An Indian Anti-drone System was created by DRDO

The DRDO has created a drone-detection, interception, and defeat technology. BEL was the recipient of the technology transfer, though other businesses are also being taken into consideration

The Defence Research and Development Organization (DRDO) has created a drone-detection, interception, and defeat technology. BEL was the recipient of the technology transfer, though other businesses are also being taken into consideration. The system was used by the DRDO last year during occasions like Republic Day, but many believe that more testing is necessary before it can be used for round-the-clock monitoring in hostile territory.

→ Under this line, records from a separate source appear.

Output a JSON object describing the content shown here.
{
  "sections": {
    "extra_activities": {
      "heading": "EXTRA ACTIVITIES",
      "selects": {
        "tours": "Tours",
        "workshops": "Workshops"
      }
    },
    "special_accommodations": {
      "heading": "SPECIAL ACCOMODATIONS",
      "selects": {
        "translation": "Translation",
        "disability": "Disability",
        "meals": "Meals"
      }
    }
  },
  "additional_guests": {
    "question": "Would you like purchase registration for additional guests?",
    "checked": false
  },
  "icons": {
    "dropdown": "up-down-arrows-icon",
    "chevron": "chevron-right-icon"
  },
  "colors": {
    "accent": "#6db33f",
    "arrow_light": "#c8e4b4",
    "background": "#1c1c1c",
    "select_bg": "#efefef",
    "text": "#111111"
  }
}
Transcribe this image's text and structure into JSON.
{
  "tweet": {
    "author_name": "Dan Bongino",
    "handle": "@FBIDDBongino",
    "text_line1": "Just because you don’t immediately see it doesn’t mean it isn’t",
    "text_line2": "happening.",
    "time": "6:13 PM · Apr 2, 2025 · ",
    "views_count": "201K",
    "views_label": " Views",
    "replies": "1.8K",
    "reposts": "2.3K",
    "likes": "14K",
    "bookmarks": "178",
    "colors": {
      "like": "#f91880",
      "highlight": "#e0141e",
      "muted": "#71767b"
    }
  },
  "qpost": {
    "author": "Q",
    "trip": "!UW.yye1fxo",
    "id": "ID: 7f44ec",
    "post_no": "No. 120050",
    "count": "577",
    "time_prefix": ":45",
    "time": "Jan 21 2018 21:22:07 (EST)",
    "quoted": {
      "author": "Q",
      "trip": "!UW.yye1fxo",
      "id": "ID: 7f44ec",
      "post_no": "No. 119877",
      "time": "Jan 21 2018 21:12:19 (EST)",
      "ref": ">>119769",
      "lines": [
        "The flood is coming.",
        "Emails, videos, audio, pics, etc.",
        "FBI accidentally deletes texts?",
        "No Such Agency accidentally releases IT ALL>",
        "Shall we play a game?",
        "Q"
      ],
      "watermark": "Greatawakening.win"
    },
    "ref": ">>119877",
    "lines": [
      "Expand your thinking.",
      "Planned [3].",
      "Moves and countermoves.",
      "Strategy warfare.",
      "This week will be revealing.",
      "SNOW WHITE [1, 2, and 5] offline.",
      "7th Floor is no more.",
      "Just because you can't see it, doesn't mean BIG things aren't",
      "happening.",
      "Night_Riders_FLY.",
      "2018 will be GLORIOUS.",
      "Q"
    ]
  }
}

The system is designed to jam drones up to three kilometers away and can destroy targets with a laser weapon at distances of one to two kilometres. Additionally, there are options from the private sector that require careful consideration. The Hyderabad-based Grene Robotics claimed to have created the Indrajaal drone dome, which can protect against threats from drones.

Israeli SMASH 2000 Plus

Drones can be brought down with the help of the rifle-mounted SMASH 2000 Plus system. Israeli technology accurately detects, follows, and engages targets in the air.

The Indian Navy has already chosen the Israeli anti-drone Smash 2000 Plus system, the Jammu attack serves as a sobering reminder for other forces to acquire comparable capabilities to defend against drone attacks

While the Indian Navy has already chosen the Israeli anti-drone Smash 2000 Plus system, the Jammu attack serves as a sobering reminder for other forces to acquire comparable capabilities to defend against drone attacks. To improve their capabilities against drones on the ground, the Indian Army and Border Security Forces are also considering purchasing the weapon.

Among those who employ the system that can track and pursue numerous targets are the US and Israeli armed forces.

The SMASH 2000 system, created by the Israeli company Smart Shooter, makes it possible for any soldier on the ground to be outfitted with anti-drone capabilities because it can be quickly mounted on rifles.

– The writer is an Aerospace and Defence Analyst & Director ADD Engineering Components (India) Pvt Ltd (An Indo- German Company). The views expressed are of the author and do not necessarily reflect the views of Raksha Anirveda